Data about app and page elements:

Segment Open

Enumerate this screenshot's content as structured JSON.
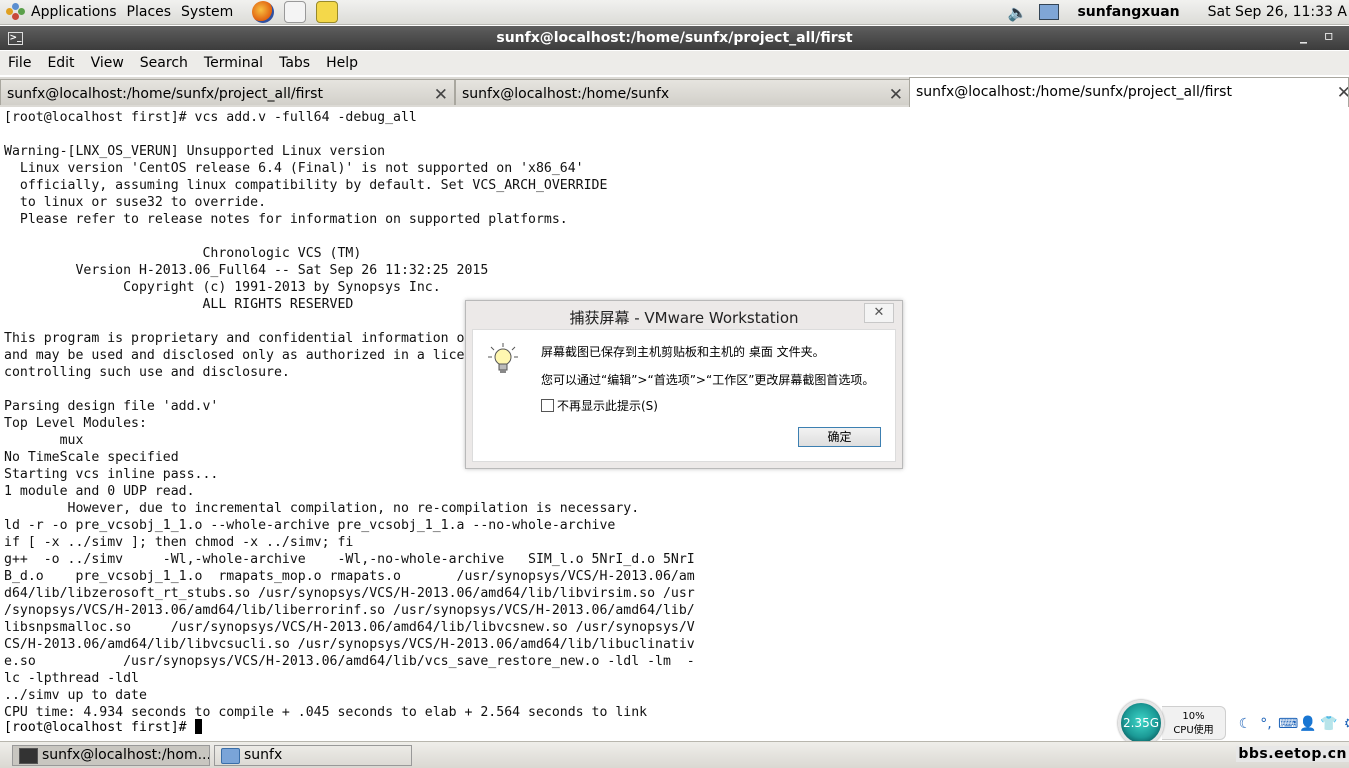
{
  "top_panel": {
    "applications": "Applications",
    "places": "Places",
    "system": "System",
    "user": "sunfangxuan",
    "clock": "Sat Sep 26, 11:33 A"
  },
  "window": {
    "title": "sunfx@localhost:/home/sunfx/project_all/first",
    "minimize": "_",
    "maximize": "▫"
  },
  "menubar": [
    "File",
    "Edit",
    "View",
    "Search",
    "Terminal",
    "Tabs",
    "Help"
  ],
  "tabs": [
    {
      "label": "sunfx@localhost:/home/sunfx/project_all/first",
      "close": "✕"
    },
    {
      "label": "sunfx@localhost:/home/sunfx",
      "close": "✕"
    },
    {
      "label": "sunfx@localhost:/home/sunfx/project_all/first",
      "close": "✕"
    }
  ],
  "terminal": {
    "output": "[root@localhost first]# vcs add.v -full64 -debug_all\n\nWarning-[LNX_OS_VERUN] Unsupported Linux version\n  Linux version 'CentOS release 6.4 (Final)' is not supported on 'x86_64'\n  officially, assuming linux compatibility by default. Set VCS_ARCH_OVERRIDE\n  to linux or suse32 to override.\n  Please refer to release notes for information on supported platforms.\n\n                         Chronologic VCS (TM)\n         Version H-2013.06_Full64 -- Sat Sep 26 11:32:25 2015\n               Copyright (c) 1991-2013 by Synopsys Inc.\n                         ALL RIGHTS RESERVED\n\nThis program is proprietary and confidential information of Synopsys Inc.\nand may be used and disclosed only as authorized in a license agreement\ncontrolling such use and disclosure.\n\nParsing design file 'add.v'\nTop Level Modules:\n       mux\nNo TimeScale specified\nStarting vcs inline pass...\n1 module and 0 UDP read.\n        However, due to incremental compilation, no re-compilation is necessary.\nld -r -o pre_vcsobj_1_1.o --whole-archive pre_vcsobj_1_1.a --no-whole-archive\nif [ -x ../simv ]; then chmod -x ../simv; fi\ng++  -o ../simv     -Wl,-whole-archive    -Wl,-no-whole-archive   SIM_l.o 5NrI_d.o 5NrI\nB_d.o    pre_vcsobj_1_1.o  rmapats_mop.o rmapats.o       /usr/synopsys/VCS/H-2013.06/am\nd64/lib/libzerosoft_rt_stubs.so /usr/synopsys/VCS/H-2013.06/amd64/lib/libvirsim.so /usr\n/synopsys/VCS/H-2013.06/amd64/lib/liberrorinf.so /usr/synopsys/VCS/H-2013.06/amd64/lib/\nlibsnpsmalloc.so     /usr/synopsys/VCS/H-2013.06/amd64/lib/libvcsnew.so /usr/synopsys/V\nCS/H-2013.06/amd64/lib/libvcsucli.so /usr/synopsys/VCS/H-2013.06/amd64/lib/libuclinativ\ne.so           /usr/synopsys/VCS/H-2013.06/amd64/lib/vcs_save_restore_new.o -ldl -lm  -\nlc -lpthread -ldl\n../simv up to date\nCPU time: 4.934 seconds to compile + .045 seconds to elab + 2.564 seconds to link",
    "prompt": "[root@localhost first]# "
  },
  "dialog": {
    "title": "捕获屏幕 - VMware Workstation",
    "close": "✕",
    "message1": "屏幕截图已保存到主机剪贴板和主机的 桌面 文件夹。",
    "message2": "您可以通过“编辑”>“首选项”>“工作区”更改屏幕截图首选项。",
    "checkbox_label": "不再显示此提示(S)",
    "ok_button": "确定",
    "icon": "lightbulb-icon"
  },
  "cpu_widget": {
    "memory": "2.35G",
    "cpu_percent": "10%",
    "cpu_label": "CPU使用"
  },
  "taskbar": {
    "items": [
      {
        "label": "sunfx@localhost:/hom...",
        "icon": "terminal-icon"
      },
      {
        "label": "sunfx",
        "icon": "folder-icon"
      }
    ],
    "watermark": "bbs.eetop.cn"
  }
}
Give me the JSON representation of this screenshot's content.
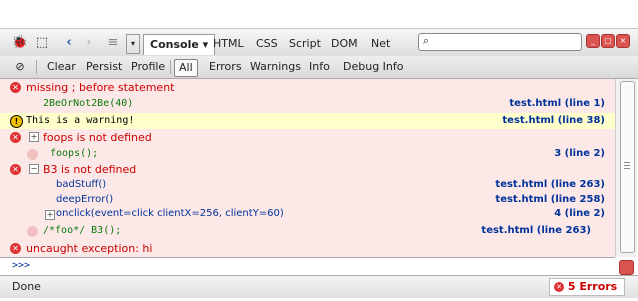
{
  "toolbar": {
    "tabs": [
      "Console",
      "HTML",
      "CSS",
      "Script",
      "DOM",
      "Net"
    ],
    "selected_tab_arrow": "▾"
  },
  "filterbar": {
    "buttons": [
      "Clear",
      "Persist",
      "Profile"
    ],
    "filters": [
      "All",
      "Errors",
      "Warnings",
      "Info",
      "Debug Info"
    ]
  },
  "log": {
    "r1": {
      "text": "missing ; before statement",
      "code": "2BeOrNot2Be(40)",
      "link": "test.html (line 1)"
    },
    "r2": {
      "text": "This is a warning!",
      "link": "test.html (line 38)"
    },
    "r3": {
      "text": "foops is not defined",
      "code": "foops();",
      "link": "3 (line 2)"
    },
    "r4": {
      "text": "B3 is not defined",
      "trace": [
        {
          "fn": "badStuff()",
          "link": "test.html (line 263)"
        },
        {
          "fn": "deepError()",
          "link": "test.html (line 258)"
        },
        {
          "fn": "onclick(event=click clientX=256, clientY=60)",
          "link": "4 (line 2)"
        }
      ],
      "code": "/*foo*/ B3();",
      "link": "test.html (line 263)"
    },
    "r5": {
      "text": "uncaught exception: hi"
    }
  },
  "cmdline": {
    "prompt": ">>>"
  },
  "status": {
    "done": "Done",
    "errors": "5 Errors"
  },
  "colors": {
    "error": "#cc0000",
    "link": "#003399",
    "code": "#0a7a0a",
    "warn_bg": "#ffffcc",
    "err_bg": "#fde8e8"
  }
}
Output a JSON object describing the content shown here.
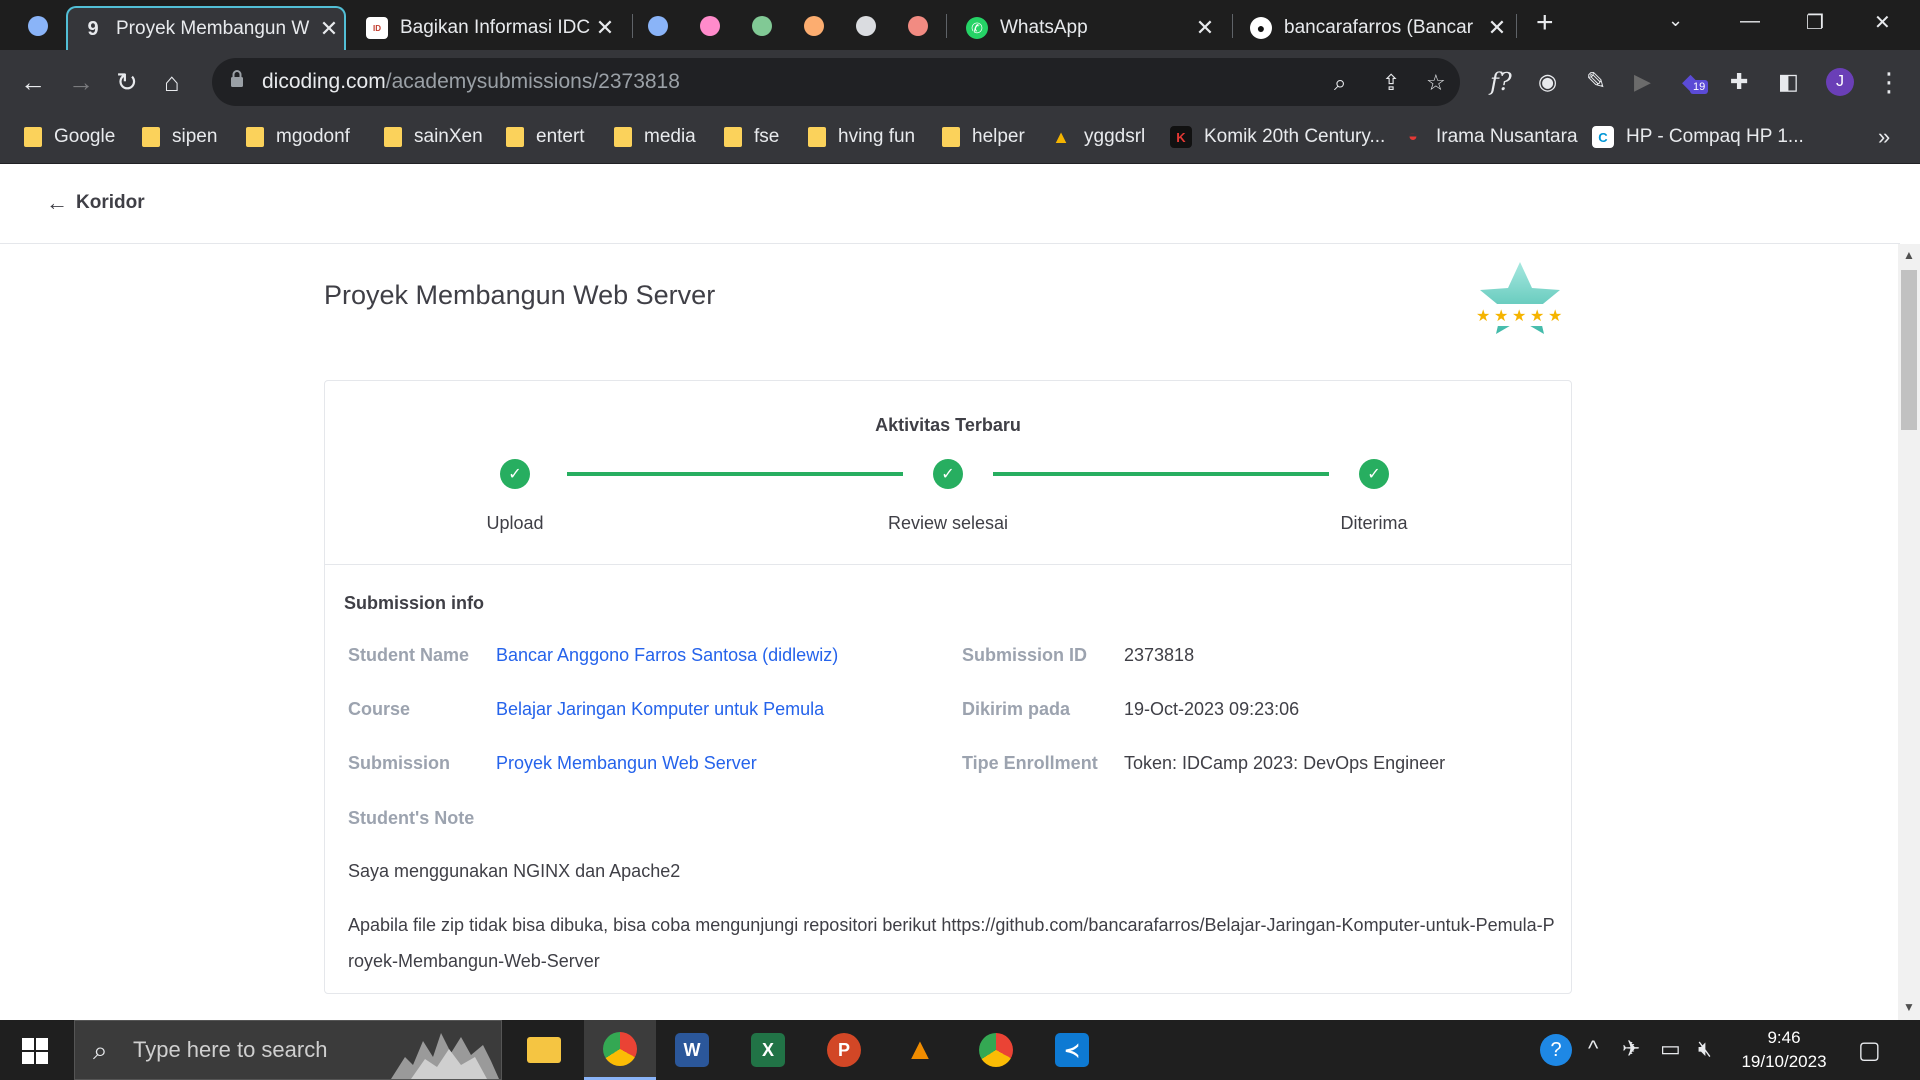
{
  "browser": {
    "tabs": [
      {
        "title": "Proyek Membangun W",
        "active": true,
        "favicon": "dicoding-icon"
      },
      {
        "title": "Bagikan Informasi IDCa",
        "active": false,
        "favicon": "idcamp-icon"
      },
      {
        "title": "WhatsApp",
        "active": false,
        "favicon": "whatsapp-icon"
      },
      {
        "title": "bancarafarros (Bancar",
        "active": false,
        "favicon": "github-icon"
      }
    ],
    "group_dot_colors": [
      "#8ab4f8",
      "#ff8bcb",
      "#81c995",
      "#fcad70",
      "#dadce0",
      "#f28b82"
    ],
    "url_host": "dicoding.com",
    "url_path": "/academysubmissions/2373818",
    "extension_badge": "19",
    "profile_initial": "J",
    "bookmarks": [
      "Google",
      "sipen",
      "mgodonf",
      "sainXen",
      "entert",
      "media",
      "fse",
      "hving fun",
      "helper",
      "yggdsrl",
      "Komik 20th Century...",
      "Irama Nusantara",
      "HP - Compaq HP 1..."
    ]
  },
  "page": {
    "back_label": "Koridor",
    "title": "Proyek Membangun Web Server",
    "rating_stars": 5,
    "activity": {
      "title": "Aktivitas Terbaru",
      "steps": [
        "Upload",
        "Review selesai",
        "Diterima"
      ]
    },
    "submission_info": {
      "title": "Submission info",
      "student_name_label": "Student Name",
      "student_name": "Bancar Anggono Farros Santosa (didlewiz)",
      "course_label": "Course",
      "course": "Belajar Jaringan Komputer untuk Pemula",
      "submission_label": "Submission",
      "submission": "Proyek Membangun Web Server",
      "submission_id_label": "Submission ID",
      "submission_id": "2373818",
      "sent_label": "Dikirim pada",
      "sent": "19-Oct-2023 09:23:06",
      "enrollment_label": "Tipe Enrollment",
      "enrollment": "Token: IDCamp 2023: DevOps Engineer",
      "note_label": "Student's Note",
      "note_line1": "Saya menggunakan NGINX dan Apache2",
      "note_line2": "Apabila file zip tidak bisa dibuka, bisa coba mengunjungi repositori berikut https://github.com/bancarafarros/Belajar-Jaringan-Komputer-untuk-Pemula-Proyek-Membangun-Web-Server"
    }
  },
  "taskbar": {
    "search_placeholder": "Type here to search",
    "time": "9:46",
    "date": "19/10/2023"
  },
  "colors": {
    "accent_green": "#27ae60",
    "link_blue": "#2563eb",
    "label_gray": "#9ca3af"
  }
}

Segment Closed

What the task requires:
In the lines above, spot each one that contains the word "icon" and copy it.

Result for this exercise:
    "icon": "lightbulb-icon"
        "icon": "terminal-icon"
        "icon": "folder-icon"
        "favicon": "dicoding-icon"
        "favicon": "idcamp-icon"
        "favicon": "whatsapp-icon"
        "favicon": "github-icon"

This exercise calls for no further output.